Located in Northern Minnesota along the north shore of Lake Superior, Baker predicts the Twin Metals Minnesota (TMM) complex (a joint venture with Chile’s Antofagasta plc) will become one of the world’s major mining districts over the next five to 10 years because of the massive potential tonnages and the types of ore to be found there.
“We have a huge opportunity just in the quantity of metal that’s available,” said Baker, who puts TMM on the same scale as some of the largest copper mines in South America. “It’s got some very distinct similarities to Sudbury and some very distinct differences.”
Duluth’s January 2013 NI 43-101 resource report indicates 13.6 billion pounds of copper, 4.4 billion pounds of nickel, 5.6 million ounces of platinum, 12.7 million ounces of palladium, and 3.1 million ounces of gold. It infers another 11.9 billion pounds of copper, 4.1 billion pounds of nickel and 12.8 million ounces of total precious metals.

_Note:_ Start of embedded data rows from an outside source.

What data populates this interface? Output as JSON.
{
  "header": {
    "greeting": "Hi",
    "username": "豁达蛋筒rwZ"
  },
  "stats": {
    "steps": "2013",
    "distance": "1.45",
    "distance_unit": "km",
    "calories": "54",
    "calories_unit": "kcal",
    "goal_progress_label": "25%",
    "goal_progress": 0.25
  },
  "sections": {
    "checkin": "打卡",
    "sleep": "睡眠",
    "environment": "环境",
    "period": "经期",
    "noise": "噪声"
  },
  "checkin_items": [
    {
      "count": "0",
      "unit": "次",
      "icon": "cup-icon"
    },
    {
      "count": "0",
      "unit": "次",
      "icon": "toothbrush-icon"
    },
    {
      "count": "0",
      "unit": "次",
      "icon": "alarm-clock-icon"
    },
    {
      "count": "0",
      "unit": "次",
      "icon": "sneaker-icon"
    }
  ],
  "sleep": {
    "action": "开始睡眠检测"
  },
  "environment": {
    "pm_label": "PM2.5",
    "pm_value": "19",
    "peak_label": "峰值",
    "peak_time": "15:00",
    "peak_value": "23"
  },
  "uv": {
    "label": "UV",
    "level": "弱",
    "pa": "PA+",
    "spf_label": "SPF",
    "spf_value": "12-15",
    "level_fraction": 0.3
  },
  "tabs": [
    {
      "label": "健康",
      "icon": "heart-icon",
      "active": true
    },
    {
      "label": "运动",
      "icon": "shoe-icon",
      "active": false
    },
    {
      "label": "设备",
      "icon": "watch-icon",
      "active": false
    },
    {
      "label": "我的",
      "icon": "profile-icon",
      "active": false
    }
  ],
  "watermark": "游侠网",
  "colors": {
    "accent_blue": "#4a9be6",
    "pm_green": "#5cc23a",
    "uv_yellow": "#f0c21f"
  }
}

The company has spent $200 million on the project to date, and Baker estimates that could rise to between $1.5 billion and $2 billion.
Duluth sees the project going forward as an underground operation with production of 40,000 to 50,000 tonnes of ore per day to start. The grades aren’t huge compared to Sudbury, Baker said, but the large scale of production, at a cost of $12 to $18 per tonne depending on the chosen techniques, should still make it a worthwhile venture.
“We’re looking at costs of mining that are a fraction of what we do in many of the camps of North America right now, simply because of the cost and continuity and the ability to build systems that are completely repeatable,” he said.
Located near the Mesabi Iron Range, which has hosted active iron mining since 1883, the TMM complex is situated near four ports, railroads, power plants, a paved highway, and two technical colleges focused on developing tradespeople for the mining industry.
So what’s in it for Northern Ontario?
With an estimated $600 to $700 million annual operating cost, most of it spent on supply buying, Baker suggested companies in Sudbury and across the North could use its mining expertise to leverage some supply and service contracts at TMM.
“That one project has the potential to generate hundreds of millions of dollars of supply purchases. Obviously, that’s something that this group here can help with in the future,” Baker said.
“Especially since the focus where we’re looking at is predominantly underground operations, there’s a specialization here in Sudbury underground that has been tremendous, and you guys probably carry as much knowledge of underground mining and its needs as there is anywhere in the world right here within your group.”
Duluth is particularly keen to explore new technologies to maintain efficiencies, and Baker praised local companies like Rail-Veyor, as well as research being done on underground ventilation systems, for using innovation in their approaches to mining.
Baker said the company is also interested in finding a customer for its product in the North, noting that CN is the primary rail provider in northern Minnesota, and Duluth is eager to work with them.
“Looking at the transportation of concentrates, the single best outlet for us would be to ship it to Sudbury; putting it on CN and getting it here is probably the cheapest, most efficient option we would have for those concentrates,” Baker said. “Whether we would have a potential customer here is another question, but looking worldwide, that would be our favoured location to go to.”
By this time next year, the company hopes to have release a full NI 43-101 prefeasibility resource report, followed by two years of permitting before construction gets underway. Once development begins, Duluth is hoping to reach a target of five to six km per month of development drifting.
Baker believes that past mining in the area will help smooth the way for permitting, noting that six new mining projects have been permitted in the last 10 years. New legislation has been passed to speed up the EIS process, and there is strong bipartisan political support for mine development at the state and federal levels of government.
Baker said Duluth is also in the process of establishing a relationship with three small bands representing the Ojibwaes of northern Minnesota.